The Chateau Marmot pop up restaurant
I had only read a couple of things about Chateau Marmot, and was keen to try it. Presented by the Grub Club, the evening at Lower Marsh was priced at £44 per person and the menu was created using produce from some of the market sellers, which was a good way of showcasing the products on offer to a wider public. Hosted for the occasion in the now sadly closed Cooper’s Food shop, they had done a nice job of making the empty store attractive with candles flickering, tealights and wooden shelves. A few tables for 8 people each, this was a busy night. We had booked the dinner for the saturday but brunch at £25 was also available.
The night was not BYO and Chateau Marmot had a decent selection of cocktails (£8), a very restricted selection of wines (two of each with a portuguese and a south african white to choose from) and a few beers. We had a round of aperitif and then two bottles of white for the 4 of us, encouraged by the keen staff.
The amuse-bouche was lovely – a small pot of jerusalem artichoke soup with truffle oil, really delicious creaminess with a powerful truffle flavour.
Our first course was a charcuterie selection from Cannon & Cannon with toasted bread and picalilli and chilli jam. I really enjoyed everything on the plate yet we all felt the portion was a little small, and the slices a little thin. What came next was replaced for @bmcboy as it contained mushrooms. For us, a Wild mushrooms, shiitake dashi, wakame, benito (sic), poached Orchard egg, textures and asian aromas blending beautifully together. Short and sweet, a taste of things to come.
This was followed by a great dish with Hansen & Lydersen smoked salmon, winter veg, blood orange gel and kolrabi. Delicate, foraged themed, this was certainly turning out to be a professionally managed menu with balanced flavoured.
Next our main course, Ginger Pig pork belly, carrot and Karachi puree, ‘Calabaza’ bok choi, water spinach and tamarind chilli sauce.
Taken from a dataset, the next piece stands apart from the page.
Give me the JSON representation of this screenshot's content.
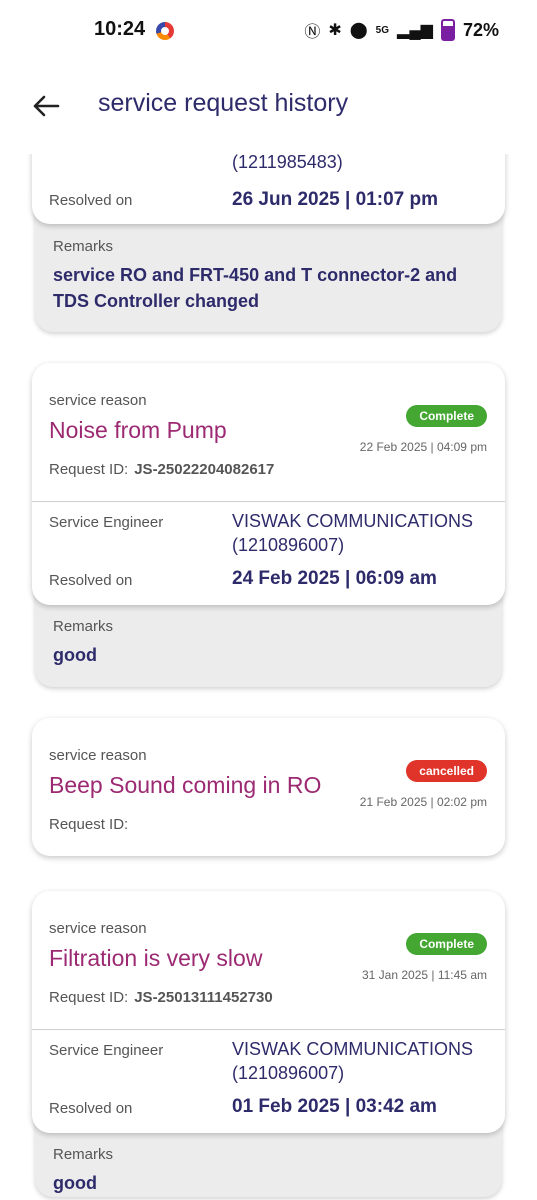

Really intense flavours on the vegetables, absolutely wonderful greens which were the best thing on the plate. The pork belly was good, but again the slices very small and very fatty – ultimately you didn’t eat much of it. Having bought and cooked pork belly from Ginger Pig myself a few weeks ago, I felt once again a bit short changed (err…it’s a cheap cut).
Finally the dessert, hailed as Eaton Mess, ‘The Pressery’ almond milk and vanilla custard, palm sugar jelly, chocolate soil, passion fruit. For me this was the highlight of the evening – deliciously delicate, with some of the classic ingredients of the traditional dessert mixed with an ethereal jelly which was just spectacular. The problem however was that we all found ourselves wanting more, the portion size being ridiculously small. What a shame. Rare for me, I could have eaten more.
And with this, the meal ended. We paid our bill, which included service and was cash only. The final cost of the evening was £70 each and frankly this put a bit of a damper on the evening. I really don’t mind paying money for a worthy night out, but we felt a little ripped off. For this sort of money, then I would rather have more choice on drinks, quicker service, credit card facility and more privacy. It is a shame because the quality of the food was exceptional and I loved every mouthful of our meal, but then the portion sizes were a let down, again comparing to the cost. I realise they don’t look that small in these photos but after each course I thought I could have done with more on the plate, and so did each diner in our party.
Great for us to have a cool food related event in our neighbourhood, however, so thanks Chateau Marmot for visiting our SE1 shores.